Murphy’s Law states: “Whatever can go wrong will go wrong.”
Of course, this is not the most positive way to pass through life, but at least you are always prepared for anything.
Even during an election, many things may not go as planned. In this event there are two options: You can resign to fate and weather what comes, or you can set up an emergency plan in advance.
Should anything go awry, each member of the electoral committee can simply look at the situation and everybody knows what needs to be done. Planning is half the battle. This does not just apply to the election calender or expense planning.
Thought-out election preparation: Having a plan B up your sleeve
You have an association or board election coming up, the candidates are at the starting line, the planning is operating at full steam, the election regulations and bylaws (or association charter) are up to date and the voting process has been hashed out? Then now is the time to prepare an “emergency plan for unforeseeable problems”!
Worst-case scenario: What all can go wrong when organising an election?
Play through the entire election in your mind – ideally with a group, i.e. the electoral committee and board – from the planning, preparation and organisation up to execution and counting. Consider what types of problems can arise at each point.
A few examples:
- A candidate withdraws.
- The organiser of the election falls ill.
- Vote reminders to voters are forgotten.
- There are misprints or faulty communication.
Feel free to exaggerate here a little. This lightens the mood and helps think of ideas that may otherwise be overlooked.
Take notes and define escape plans
Write down all of the weak points in the organisation process on a piece of paper. Discuss what can be done in the event of one of these occurrences. For each point, write down
- who the respective contact is,
- what exactly has to be done
- and whether this all will have an effect on the rest of the election.
Everybody involved in the electoral management can get involved. It is also good to define contact partners for emergencies in advance. You thus avoid any unnecessary chaos of nobody feeling responsible, and one little error triggering a chain of more issues.
Make the emergency plan accessible to everyone
If anything unexpected happens, you often have to act quickly. It is thus important to make the Plan B accessible to everyone. You can send the emergency plan to everyone in an e-mail, print it out and hang it up on the wall, and make it available online.
Cheat Murphy’s Law, such as during the next association elections.
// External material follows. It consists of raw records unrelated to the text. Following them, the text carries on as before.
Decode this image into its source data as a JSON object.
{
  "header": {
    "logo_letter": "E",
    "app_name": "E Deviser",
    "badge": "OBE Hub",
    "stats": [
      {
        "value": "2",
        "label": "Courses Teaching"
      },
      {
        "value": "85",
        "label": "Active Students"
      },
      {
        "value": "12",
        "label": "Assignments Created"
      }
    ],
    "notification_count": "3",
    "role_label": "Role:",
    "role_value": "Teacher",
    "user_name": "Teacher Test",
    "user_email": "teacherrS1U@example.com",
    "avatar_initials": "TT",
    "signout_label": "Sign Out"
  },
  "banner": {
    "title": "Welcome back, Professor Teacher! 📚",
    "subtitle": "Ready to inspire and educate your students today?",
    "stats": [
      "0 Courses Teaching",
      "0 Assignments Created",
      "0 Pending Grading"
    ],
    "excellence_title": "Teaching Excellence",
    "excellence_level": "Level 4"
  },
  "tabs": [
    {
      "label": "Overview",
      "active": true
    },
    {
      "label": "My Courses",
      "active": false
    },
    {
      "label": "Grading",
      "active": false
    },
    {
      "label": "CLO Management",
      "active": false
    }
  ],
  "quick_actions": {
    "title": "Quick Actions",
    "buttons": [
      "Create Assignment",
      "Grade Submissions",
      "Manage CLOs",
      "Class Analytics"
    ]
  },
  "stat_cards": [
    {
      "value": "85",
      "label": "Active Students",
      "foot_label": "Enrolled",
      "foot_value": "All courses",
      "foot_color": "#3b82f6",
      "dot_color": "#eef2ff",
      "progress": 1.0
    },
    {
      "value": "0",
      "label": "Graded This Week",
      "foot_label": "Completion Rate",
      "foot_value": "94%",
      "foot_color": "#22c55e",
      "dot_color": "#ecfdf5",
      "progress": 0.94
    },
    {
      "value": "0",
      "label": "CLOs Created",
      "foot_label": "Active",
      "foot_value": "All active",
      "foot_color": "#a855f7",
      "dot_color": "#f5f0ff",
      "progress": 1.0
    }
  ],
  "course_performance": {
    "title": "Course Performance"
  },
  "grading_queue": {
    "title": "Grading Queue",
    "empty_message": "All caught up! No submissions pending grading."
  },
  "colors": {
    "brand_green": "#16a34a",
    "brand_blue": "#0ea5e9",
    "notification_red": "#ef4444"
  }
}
Because a law of nature is generally reliable – and this makes planning the entire election very possible once again.